By: Lyn Lord

Integral Theory claims to be many things: a map, framework, practice, catalyst, and matrix. Such a bold assertion naturally invites skepticism: “Show me the peer-reviewed articles examining its reliability and validity," “Great ideas, but show me the scientifically validated evidence,” or “Will JITP be listed in academic indexes?” 

Until recently the answer to that final question was, “I don’t know, but I hope so.” Now, after five years of work, we’re happy to report JITP is included in a sizable—and growing—number of major academic indexes.

First, what is an academic index? In its most basic form, an index is a vetted collection of publications. Indexes are crucial to the success of scholarly publications because they are the primary avenue for researchers to learn about new content. Perhaps even more importantly, indexes allow cash-poor students to access content for free via their university libraries.

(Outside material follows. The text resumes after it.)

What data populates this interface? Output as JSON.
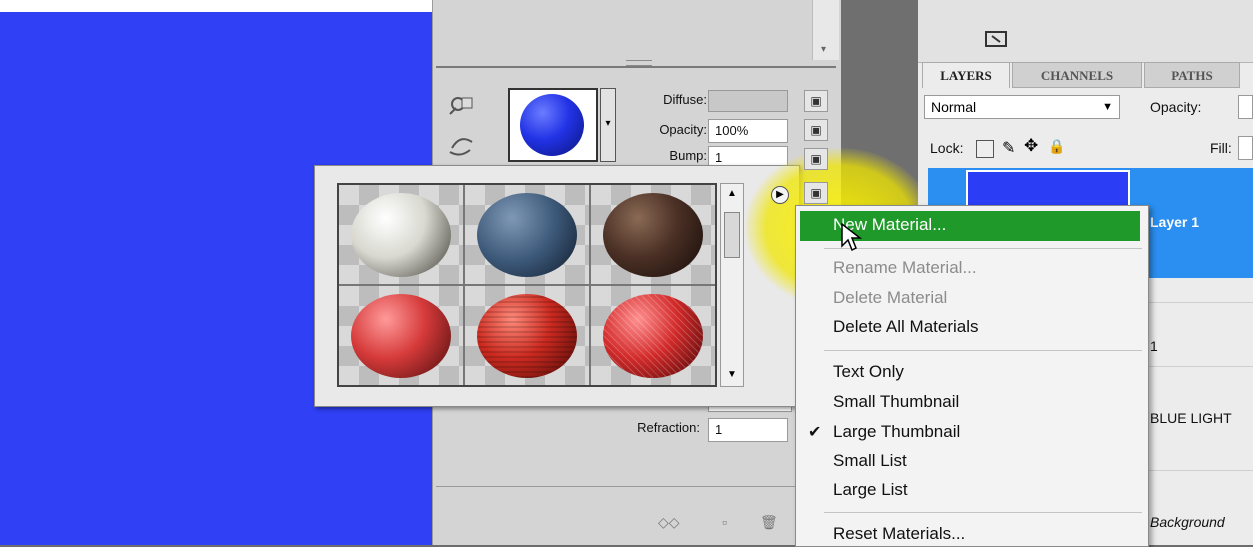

This will be an important avenue for the expansion of integral ideas, especially at the graduate level.    

Indexers base their coverage strategy on several criteria, but their final decision is heavily swayed by a journal’s citation rate (i.e., how often authors cite work that has appeared in JITP). Other factors taken into account include international representation (i.e., a geographically diverse authorship and editorial board), timeliness, subscriber base, and overall quality of the publication.

Below is a list of the major indexers that have accepted JITP:

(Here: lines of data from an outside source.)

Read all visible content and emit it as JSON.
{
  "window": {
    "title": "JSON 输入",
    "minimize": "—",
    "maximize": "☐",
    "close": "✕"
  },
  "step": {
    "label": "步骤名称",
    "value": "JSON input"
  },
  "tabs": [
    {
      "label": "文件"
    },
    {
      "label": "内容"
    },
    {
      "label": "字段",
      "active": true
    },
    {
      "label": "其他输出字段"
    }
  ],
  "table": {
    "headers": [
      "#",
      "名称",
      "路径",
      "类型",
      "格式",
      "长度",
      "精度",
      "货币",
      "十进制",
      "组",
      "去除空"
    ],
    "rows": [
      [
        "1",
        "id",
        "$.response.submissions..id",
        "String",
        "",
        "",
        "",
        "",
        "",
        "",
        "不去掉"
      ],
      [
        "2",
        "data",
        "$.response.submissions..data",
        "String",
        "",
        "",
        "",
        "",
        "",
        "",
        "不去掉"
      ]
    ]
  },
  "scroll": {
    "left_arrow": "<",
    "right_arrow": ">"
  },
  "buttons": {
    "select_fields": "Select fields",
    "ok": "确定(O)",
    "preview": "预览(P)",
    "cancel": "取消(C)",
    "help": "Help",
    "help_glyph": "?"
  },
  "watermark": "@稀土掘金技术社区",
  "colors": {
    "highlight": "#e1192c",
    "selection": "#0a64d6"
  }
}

  • PsycINFO. The American Psychological Association publishes PsycINFO, the premier database devoted to the behavioral sciences and mental health. We’re honored and excited that selected JITP content will start to appear in their databases later in 2012.
  • Scopus. Published by Elsevier, Scopus is one of the largest abstract and citation databases of peer-reviewed literature and web resources.
  • ProQuest. JITP can be found in three databases (General Reference, Psychology, and Religion), giving ProQuest perhaps the most complete coverage of our content.
  • EBSCO is a large subscription service and indexing organization. JITP appears in their Humanities International Complete product.    

JITP can be found in smaller indexes, too, such as Ulrichsweb and Google Scholar. We have targeted the largest and most widely used index, ISI’s Web of Knowledge, in 2014. In order to have a better chance with ISI, integral practitioners must start citing JITP content in articles that are submitted to refereed publications. As a lineage of JITP work begins to appear in established publications, more and more people will give serious consideration to integrally informed applications and research practices.

Not having an answer to integral skeptics has been the downfall, or has led to the academic “ghettoization,” of other integral models, and it is a barrier that we have worked for years to overcome. In short, indexes are crucial for the growth of JITP, and for the expansion of Integral Theory in general. We’ll continue to pursue additional indexers in the interest of expanding JITP’s reach.